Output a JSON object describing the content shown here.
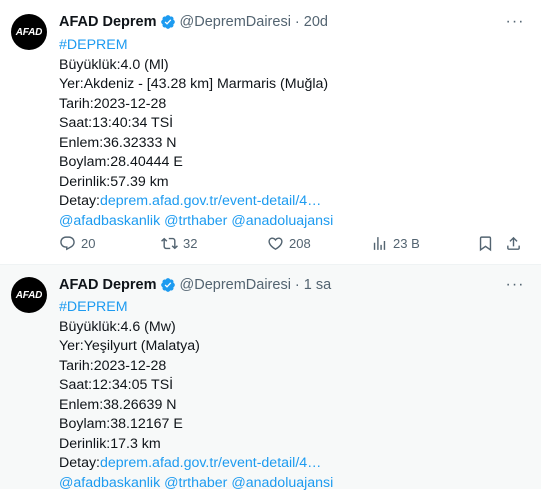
{
  "tweets": [
    {
      "avatar_text": "AFAD",
      "name": "AFAD Deprem",
      "handle": "@DepremDairesi",
      "separator": "·",
      "time": "20d",
      "more": "···",
      "lines": {
        "hashtag": "#DEPREM",
        "magnitude": "Büyüklük:4.0 (Ml)",
        "location": "Yer:Akdeniz - [43.28 km] Marmaris (Muğla)",
        "date": "Tarih:2023-12-28",
        "hour": "Saat:13:40:34 TSİ",
        "lat": "Enlem:36.32333 N",
        "lon": "Boylam:28.40444 E",
        "depth": "Derinlik:57.39 km",
        "detail_prefix": "Detay:",
        "detail_link": "deprem.afad.gov.tr/event-detail/4…",
        "mentions": "@afadbaskanlik @trthaber @anadoluajansi"
      },
      "actions": {
        "replies": "20",
        "retweets": "32",
        "likes": "208",
        "views": "23 B"
      }
    },
    {
      "avatar_text": "AFAD",
      "name": "AFAD Deprem",
      "handle": "@DepremDairesi",
      "separator": "·",
      "time": "1 sa",
      "more": "···",
      "lines": {
        "hashtag": "#DEPREM",
        "magnitude": "Büyüklük:4.6 (Mw)",
        "location": "Yer:Yeşilyurt (Malatya)",
        "date": "Tarih:2023-12-28",
        "hour": "Saat:12:34:05 TSİ",
        "lat": "Enlem:38.26639 N",
        "lon": "Boylam:38.12167 E",
        "depth": "Derinlik:17.3 km",
        "detail_prefix": "Detay:",
        "detail_link": "deprem.afad.gov.tr/event-detail/4…",
        "mentions": "@afadbaskanlik @trthaber @anadoluajansi"
      }
    }
  ],
  "colors": {
    "link": "#1d9bf0",
    "secondary_text": "#536471",
    "verified_badge": "#1d9bf0"
  }
}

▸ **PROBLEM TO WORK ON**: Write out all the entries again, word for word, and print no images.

▸ **RESPONSE AREA**:
Output a JSON object describing the content shown here.
{
  "tweets": [
    {
      "avatar_text": "AFAD",
      "name": "AFAD Deprem",
      "handle": "@DepremDairesi",
      "separator": "·",
      "time": "20d",
      "more": "···",
      "lines": {
        "hashtag": "#DEPREM",
        "magnitude": "Büyüklük:4.0 (Ml)",
        "location": "Yer:Akdeniz - [43.28 km] Marmaris (Muğla)",
        "date": "Tarih:2023-12-28",
        "hour": "Saat:13:40:34 TSİ",
        "lat": "Enlem:36.32333 N",
        "lon": "Boylam:28.40444 E",
        "depth": "Derinlik:57.39 km",
        "detail_prefix": "Detay:",
        "detail_link": "deprem.afad.gov.tr/event-detail/4…",
        "mentions": "@afadbaskanlik @trthaber @anadoluajansi"
      },
      "actions": {
        "replies": "20",
        "retweets": "32",
        "likes": "208",
        "views": "23 B"
      }
    },
    {
      "avatar_text": "AFAD",
      "name": "AFAD Deprem",
      "handle": "@DepremDairesi",
      "separator": "·",
      "time": "1 sa",
      "more": "···",
      "lines": {
        "hashtag": "#DEPREM",
        "magnitude": "Büyüklük:4.6 (Mw)",
        "location": "Yer:Yeşilyurt (Malatya)",
        "date": "Tarih:2023-12-28",
        "hour": "Saat:12:34:05 TSİ",
        "lat": "Enlem:38.26639 N",
        "lon": "Boylam:38.12167 E",
        "depth": "Derinlik:17.3 km",
        "detail_prefix": "Detay:",
        "detail_link": "deprem.afad.gov.tr/event-detail/4…",
        "mentions": "@afadbaskanlik @trthaber @anadoluajansi"
      }
    }
  ],
  "colors": {
    "link": "#1d9bf0",
    "secondary_text": "#536471",
    "verified_badge": "#1d9bf0"
  }
}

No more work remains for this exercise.